Ethics approval and consent to participate
Consent for publication
The authors declare that they have no competing interests.
Springer Nature remains neutral with regard to jurisdictional claims in published maps and institutional affiliations.
Relative abundance of class and order bacterial groups change due to either anastomotic surgeries. (A) Relative abundance composition of the intestinal microbiome class or (B) order for each intestinal segment (top heading) within each surgery group (x-axis label).
Expression of IL-10 and IL-22 in iNKT cells after end-to-end and Roux-en-Y anastomoses. (A) Dot plots showing increased IL-10+ expression in iNKT cells after both anastomotic surgeries. (B) Normalized iNKT cells that are IL-22+. * = p ≤ 0.05, n=5-8.
Treg gating and expression of IL-10 and IL-22. (A) Dot plots showing Treg cells after (A) no surgery, (B) end-to-end anastomosis, and (C) Roux-en-Y anastomosis from segment A. FoxP3 vs. TCRβ dot plots (2nd column from top to bottom) back gate to either TCRβhi CD4+, TCRβhi/+ CD4+, or TCRβ+ CD4+ gates in the first dot plot. IL-22 and IL-10 plots are back gated to the TCRβhi/+ CD4+ FoxP3+ parent plot. Representative of one experiment, n=6-7.

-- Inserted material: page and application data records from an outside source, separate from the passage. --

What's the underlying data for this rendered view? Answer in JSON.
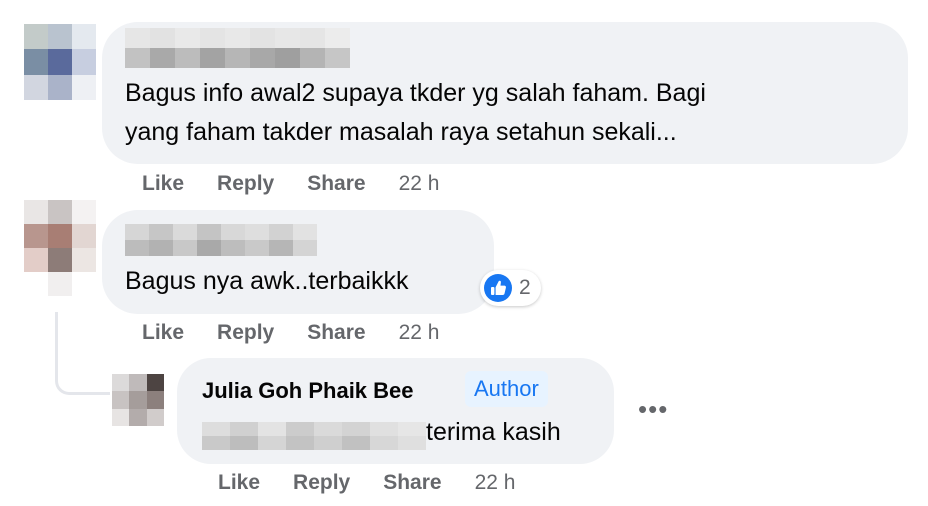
{
  "colors": {
    "bubble_bg": "#f0f2f5",
    "secondary_text": "#65676b",
    "like_blue": "#1877f2",
    "author_badge_bg": "#e7f3ff",
    "thread_line": "#e4e6eb"
  },
  "comments": [
    {
      "text_line1": "Bagus info awal2 supaya tkder yg salah faham. Bagi",
      "text_line2": "yang faham takder masalah raya setahun sekali...",
      "actions": {
        "like": "Like",
        "reply": "Reply",
        "share": "Share",
        "time": "22 h"
      }
    },
    {
      "text": "Bagus nya awk..terbaikkk",
      "reaction": {
        "icon": "thumbs-up-icon",
        "count": "2"
      },
      "actions": {
        "like": "Like",
        "reply": "Reply",
        "share": "Share",
        "time": "22 h"
      }
    }
  ],
  "reply": {
    "author": "Julia Goh Phaik Bee",
    "badge": "Author",
    "text": "terima kasih",
    "more_icon": "more-options-icon",
    "actions": {
      "like": "Like",
      "reply": "Reply",
      "share": "Share",
      "time": "22 h"
    }
  }
}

Treg gating and expression of IL-10 and IL-22. (A) Dot plots showing Treg cells after (A) no surgery, (B) end-to-end anastomosis, and (C) Roux-en-Y anastomosis from segment A. FoxP3 vs. TCRβ dot plots (2nd column from top to bottom) back gate to either TCRβhi CD4+, TCRβhi/+ CD4+, or TCRβ+ CD4+ gates in the first dot plot. IL-22 and IL-10 plots are back gated to the TCRβhi/+ CD4+ FoxP3+ parent plot. Representative of one experiment, n=6-7.

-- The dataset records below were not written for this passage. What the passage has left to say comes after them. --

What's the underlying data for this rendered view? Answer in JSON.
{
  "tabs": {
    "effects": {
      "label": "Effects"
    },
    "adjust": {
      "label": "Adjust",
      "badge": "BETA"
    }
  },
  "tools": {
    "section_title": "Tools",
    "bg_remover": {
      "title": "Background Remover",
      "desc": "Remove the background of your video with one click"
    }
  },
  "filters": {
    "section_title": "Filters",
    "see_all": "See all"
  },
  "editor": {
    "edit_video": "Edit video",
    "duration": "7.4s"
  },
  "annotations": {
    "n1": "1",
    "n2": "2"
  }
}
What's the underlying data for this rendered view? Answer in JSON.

Immune cell populations correlate to Bacteroidetes with distinct patterns based on either anastomotic surgery. Correlation graphs of (A) iNKT (TCRβ+ CD1dtet+) IL-22+ cells, (B) iNKT IL-10+, (C) CD11bhi CD103mid DCs (CD45+ IA-IE+ CD110+), (D) Th17 (TCRβhi CD4+ IL-17A+ IL17F+) and (E) Treg (TCRβ+ CD4+ FoxP3+) versus Bacteroidetes within surgery type.

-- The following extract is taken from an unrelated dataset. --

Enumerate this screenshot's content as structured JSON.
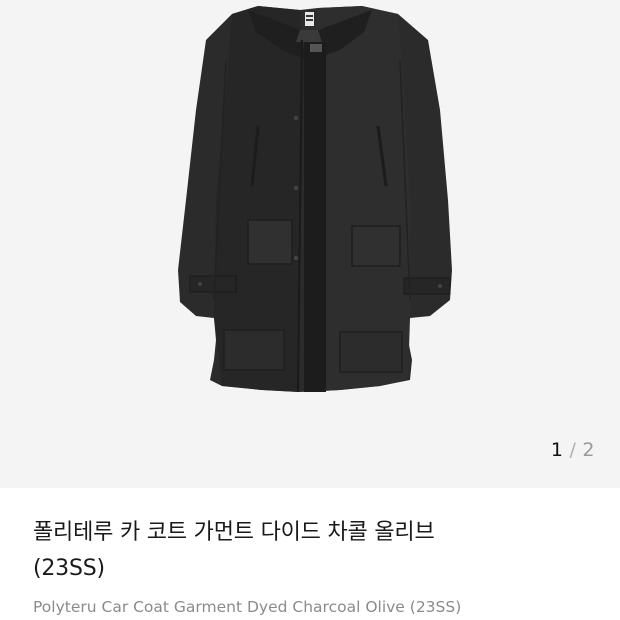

Immune cell populations correlate to Proteobacteria with distinct patterns based on either anastomotic surgery. Correlation graphs of (A) iNKT (TCRβ+ CD1dtet+) IL-22+ cells, (B) iNKT IL-10+, (C) CD11bhi CD103mid DCs (CD45+ IA-IE+ CD110+), (D) Th17 (TCRβhi CD4+ IL-17A+ IL17F+) and (E) Treg (TCRβ+ CD4+ FoxP3+) versus Proteobacteria within surgery type.
Immune cell populations correlate to Bacteroidetes with distinct patterns based on surgical segments. Correlation graphs of (A) iNKT (TCRβ+ CD1dtet+) IL-22+ cells, (B) iNKT IL-10+, (C) CD11bhi CD103mid DCs (CD45+ IA-IE+ CD110+), (D) Th17 (TCRβhi CD4+ IL-17A+ IL17F+) and (E) Treg (TCRβ+ CD4+ FoxP3+) versus Bacteroidetes within surgical segments.
Immune cell populations correlate to Proteobacteria with distinct patterns based on surgical segments. Correlation graphs of (A) iNKT (TCRβ+ CD1dtet+) IL-22+ cells, (B) iNKT IL-10+, (C) CD11bhi CD103mid DCs (CD45+ IA-IE+ CD110+), (D) Th17 (TCRβhi CD4+ IL-17A+ IL17F+) and (E) Treg (TCRβ+ CD4+ FoxP3+) versus Proteobacteria within surgical segments.
Pearson correlation coefficients (r) for immune cell population versus phylums within anastomoses segments. Bolded r value with * have a p ≤ 0.05 and indicates a significant correlation between the immune cell population and phylum within that surgical segment.
Pearson correlation coefficients (r) for immune cell population versus phylums within surgery types. Bolded r value with * have a p ≤ 0.05 and indicates a significant correlation between the immune cell population and phylum within that type of surgery.
About this article
Cite this article
Vomhof-DeKrey, E.E., Stover, A. & Basson, M.D. Microbiome diversity declines while distinct expansions of Th17, iNKT, and dendritic cell subpopulations emerge after anastomosis surgery. Gut Pathog 13, 51 (2021). https://doi.org/10.1186/s13099-021-00447-z